*** Opening Data supplied ***
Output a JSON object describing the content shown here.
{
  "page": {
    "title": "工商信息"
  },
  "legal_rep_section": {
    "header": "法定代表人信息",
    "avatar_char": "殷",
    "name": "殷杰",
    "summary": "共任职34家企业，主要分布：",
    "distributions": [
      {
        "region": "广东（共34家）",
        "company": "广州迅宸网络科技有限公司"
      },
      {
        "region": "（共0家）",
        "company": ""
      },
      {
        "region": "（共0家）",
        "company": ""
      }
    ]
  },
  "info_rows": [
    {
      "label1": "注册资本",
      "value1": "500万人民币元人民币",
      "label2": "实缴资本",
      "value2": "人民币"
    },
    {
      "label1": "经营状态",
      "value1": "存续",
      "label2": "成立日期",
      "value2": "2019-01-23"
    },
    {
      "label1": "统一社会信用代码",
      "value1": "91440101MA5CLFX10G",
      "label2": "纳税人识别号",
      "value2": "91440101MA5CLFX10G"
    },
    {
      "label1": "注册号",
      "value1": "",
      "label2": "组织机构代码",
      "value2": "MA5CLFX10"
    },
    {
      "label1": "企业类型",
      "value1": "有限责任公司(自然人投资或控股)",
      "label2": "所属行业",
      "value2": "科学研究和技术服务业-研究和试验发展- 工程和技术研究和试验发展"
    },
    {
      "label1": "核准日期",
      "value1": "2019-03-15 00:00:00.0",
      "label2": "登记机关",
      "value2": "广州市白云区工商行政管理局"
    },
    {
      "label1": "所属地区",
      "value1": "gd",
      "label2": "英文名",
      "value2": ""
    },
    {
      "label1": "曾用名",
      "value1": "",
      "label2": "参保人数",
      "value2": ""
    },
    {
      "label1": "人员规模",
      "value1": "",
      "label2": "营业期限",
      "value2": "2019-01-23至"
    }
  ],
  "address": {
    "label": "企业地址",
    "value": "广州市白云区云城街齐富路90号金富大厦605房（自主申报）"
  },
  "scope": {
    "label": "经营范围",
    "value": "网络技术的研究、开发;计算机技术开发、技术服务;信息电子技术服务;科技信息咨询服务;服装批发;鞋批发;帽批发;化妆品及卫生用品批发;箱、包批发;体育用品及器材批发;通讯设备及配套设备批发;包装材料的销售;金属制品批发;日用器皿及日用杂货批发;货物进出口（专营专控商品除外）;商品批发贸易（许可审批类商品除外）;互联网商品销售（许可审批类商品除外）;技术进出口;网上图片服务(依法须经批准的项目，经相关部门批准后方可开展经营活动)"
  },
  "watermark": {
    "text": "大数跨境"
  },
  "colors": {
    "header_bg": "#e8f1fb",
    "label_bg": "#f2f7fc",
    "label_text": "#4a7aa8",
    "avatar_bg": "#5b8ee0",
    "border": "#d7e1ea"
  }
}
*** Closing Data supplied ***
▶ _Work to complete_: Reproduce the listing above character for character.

▶ _Written solution_:
Output a JSON object describing the content shown here.
{
  "page": {
    "title": "工商信息"
  },
  "legal_rep_section": {
    "header": "法定代表人信息",
    "avatar_char": "殷",
    "name": "殷杰",
    "summary": "共任职34家企业，主要分布：",
    "distributions": [
      {
        "region": "广东（共34家）",
        "company": "广州迅宸网络科技有限公司"
      },
      {
        "region": "（共0家）",
        "company": ""
      },
      {
        "region": "（共0家）",
        "company": ""
      }
    ]
  },
  "info_rows": [
    {
      "label1": "注册资本",
      "value1": "500万人民币元人民币",
      "label2": "实缴资本",
      "value2": "人民币"
    },
    {
      "label1": "经营状态",
      "value1": "存续",
      "label2": "成立日期",
      "value2": "2019-01-23"
    },
    {
      "label1": "统一社会信用代码",
      "value1": "91440101MA5CLFX10G",
      "label2": "纳税人识别号",
      "value2": "91440101MA5CLFX10G"
    },
    {
      "label1": "注册号",
      "value1": "",
      "label2": "组织机构代码",
      "value2": "MA5CLFX10"
    },
    {
      "label1": "企业类型",
      "value1": "有限责任公司(自然人投资或控股)",
      "label2": "所属行业",
      "value2": "科学研究和技术服务业-研究和试验发展- 工程和技术研究和试验发展"
    },
    {
      "label1": "核准日期",
      "value1": "2019-03-15 00:00:00.0",
      "label2": "登记机关",
      "value2": "广州市白云区工商行政管理局"
    },
    {
      "label1": "所属地区",
      "value1": "gd",
      "label2": "英文名",
      "value2": ""
    },
    {
      "label1": "曾用名",
      "value1": "",
      "label2": "参保人数",
      "value2": ""
    },
    {
      "label1": "人员规模",
      "value1": "",
      "label2": "营业期限",
      "value2": "2019-01-23至"
    }
  ],
  "address": {
    "label": "企业地址",
    "value": "广州市白云区云城街齐富路90号金富大厦605房（自主申报）"
  },
  "scope": {
    "label": "经营范围",
    "value": "网络技术的研究、开发;计算机技术开发、技术服务;信息电子技术服务;科技信息咨询服务;服装批发;鞋批发;帽批发;化妆品及卫生用品批发;箱、包批发;体育用品及器材批发;通讯设备及配套设备批发;包装材料的销售;金属制品批发;日用器皿及日用杂货批发;货物进出口（专营专控商品除外）;商品批发贸易（许可审批类商品除外）;互联网商品销售（许可审批类商品除外）;技术进出口;网上图片服务(依法须经批准的项目，经相关部门批准后方可开展经营活动)"
  },
  "watermark": {
    "text": "大数跨境"
  },
  "colors": {
    "header_bg": "#e8f1fb",
    "label_bg": "#f2f7fc",
    "label_text": "#4a7aa8",
    "avatar_bg": "#5b8ee0",
    "border": "#d7e1ea"
  }
}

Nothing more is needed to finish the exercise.